Advanced Manufacturing and Engineering (AME) research is working towards faster computers, longer lasting batteries, lower power memory devices, stronger, lighter materials, better catalysts, and more, with research programme spanning all aspects of AME. We aim for a collaborative environment to build global impact in AME.
Currently, there are four main research themes under AME:
Advanced Materials Development
We investigate all possible means of creating advanced materials and device structures, spanning from advanced thin film deposition techniques including molecular beam epitaxy and atomic layer chemical vapour deposition, to self-assembled monolayers and chemical synthesis. New materials are being developed for energy storage, batteries and supercapacitors, new catalysts, novel nanoelectronic and spintronic devices and new energy-related materials, biosensors and biomaterials. We are also building a new paradigm for materials development through the synergistic combination of advanced materials development and fabrication with world-class characterisation and modelling.
Advanced Materials Manufacturing
Advanced manufacturing can translate materials into more value-added, as well as more economic functional devices. Today, additive manufacturing is an emerging technique in advanced manufacturing. There are many material issues in advanced manufacturing, for example surface finishing of metallic structures and high performance ceramics, and how to achieve single step formation without significant volume shrinkage. Another important issue is defect incorporation which can affect mechanical and other properties catastrophically. Understanding the formation of material defects is crucial for structural control. We are investigating these fundamental issues through the synergistic combination of materials modelling and simulation and materials characterisation down to the atomic level.

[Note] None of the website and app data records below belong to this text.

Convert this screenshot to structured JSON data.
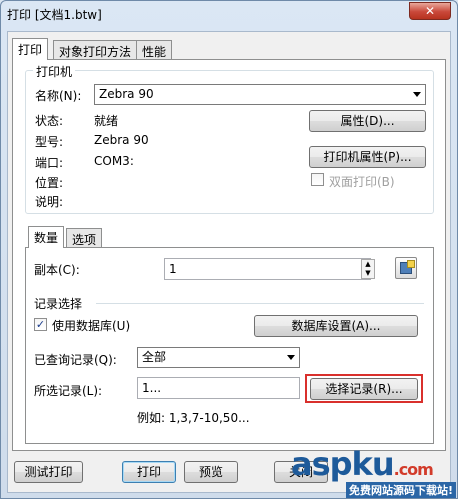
{
  "window": {
    "title": "打印 [文档1.btw]",
    "close": "✕"
  },
  "tabs": [
    "打印",
    "对象打印方法",
    "性能"
  ],
  "printer": {
    "group_label": "打印机",
    "name_label": "名称(N):",
    "name_value": "Zebra 90",
    "status_label": "状态:",
    "status_value": "就绪",
    "model_label": "型号:",
    "model_value": "Zebra 90",
    "port_label": "端口:",
    "port_value": "COM3:",
    "location_label": "位置:",
    "comment_label": "说明:",
    "properties_button": "属性(D)...",
    "printer_properties_button": "打印机属性(P)...",
    "duplex_label": "双面打印(B)"
  },
  "inner_tabs": [
    "数量",
    "选项"
  ],
  "quantity": {
    "copies_label": "副本(C):",
    "copies_value": "1",
    "record_section_label": "记录选择",
    "use_database_label": "使用数据库(U)",
    "database_settings_button": "数据库设置(A)...",
    "queried_records_label": "已查询记录(Q):",
    "queried_records_value": "全部",
    "selected_records_label": "所选记录(L):",
    "selected_records_value": "1...",
    "select_records_button": "选择记录(R)...",
    "example_text": "例如: 1,3,7-10,50..."
  },
  "footer": {
    "test_print": "测试打印",
    "print": "打印",
    "preview": "预览",
    "close": "关闭"
  },
  "watermark": {
    "brand": "aspku",
    "suffix": ".com",
    "tagline": "免费网站源码下载站!"
  }
}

Advanced Materials Characterisation
We have unmatched facilities for characterising materials properties including the first aberration-corrected scanning transmission electron microscope in South-East Asia, which can see and identify individual atoms in materials. We are building a correlative, multiscale, multimodal characterisation facility to image materials functionality, trace its origin to the atomic level, and gain critical insight into how the materials functionality could be enhanced.
Advanced Materials Modelling

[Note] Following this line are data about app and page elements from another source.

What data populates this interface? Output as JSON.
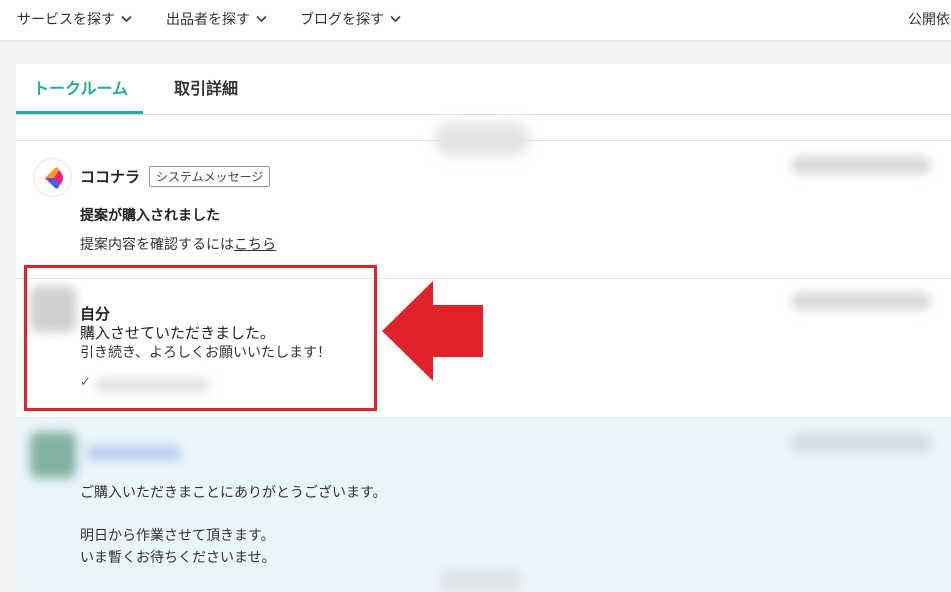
{
  "nav": {
    "items": [
      {
        "label": "サービスを探す"
      },
      {
        "label": "出品者を探す"
      },
      {
        "label": "ブログを探す"
      }
    ],
    "right_label": "公開依"
  },
  "tabs": [
    {
      "label": "トークルーム",
      "active": true
    },
    {
      "label": "取引詳細",
      "active": false
    }
  ],
  "messages": {
    "system": {
      "sender": "ココナラ",
      "badge": "システムメッセージ",
      "title": "提案が購入されました",
      "body_prefix": "提案内容を確認するには",
      "link": "こちら"
    },
    "self": {
      "sender": "自分",
      "line1": "購入させていただきました。",
      "line2": "引き続き、よろしくお願いいたします！",
      "check": "✓"
    },
    "seller": {
      "line1": "ご購入いただきまことにありがとうございます。",
      "line2": "明日から作業させて頂きます。",
      "line3": "いま暫くお待ちくださいませ。"
    }
  },
  "colors": {
    "accent": "#21a99a",
    "highlight": "#e0222a",
    "seller_bg": "#eaf4fb"
  }
}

In synergy with multiscale imaging we are developing multiscale modelling; from the macroscopic level to the atomic scale, including reaction to forces, flows, charges (ions and electrons) and chemical activity. We aim to match movies taken by microscopy to computer simulations, to identify the key controlling parameters and understand the links across the ten orders of magnitude in scale from material components to the atoms that ultimately determine their performance.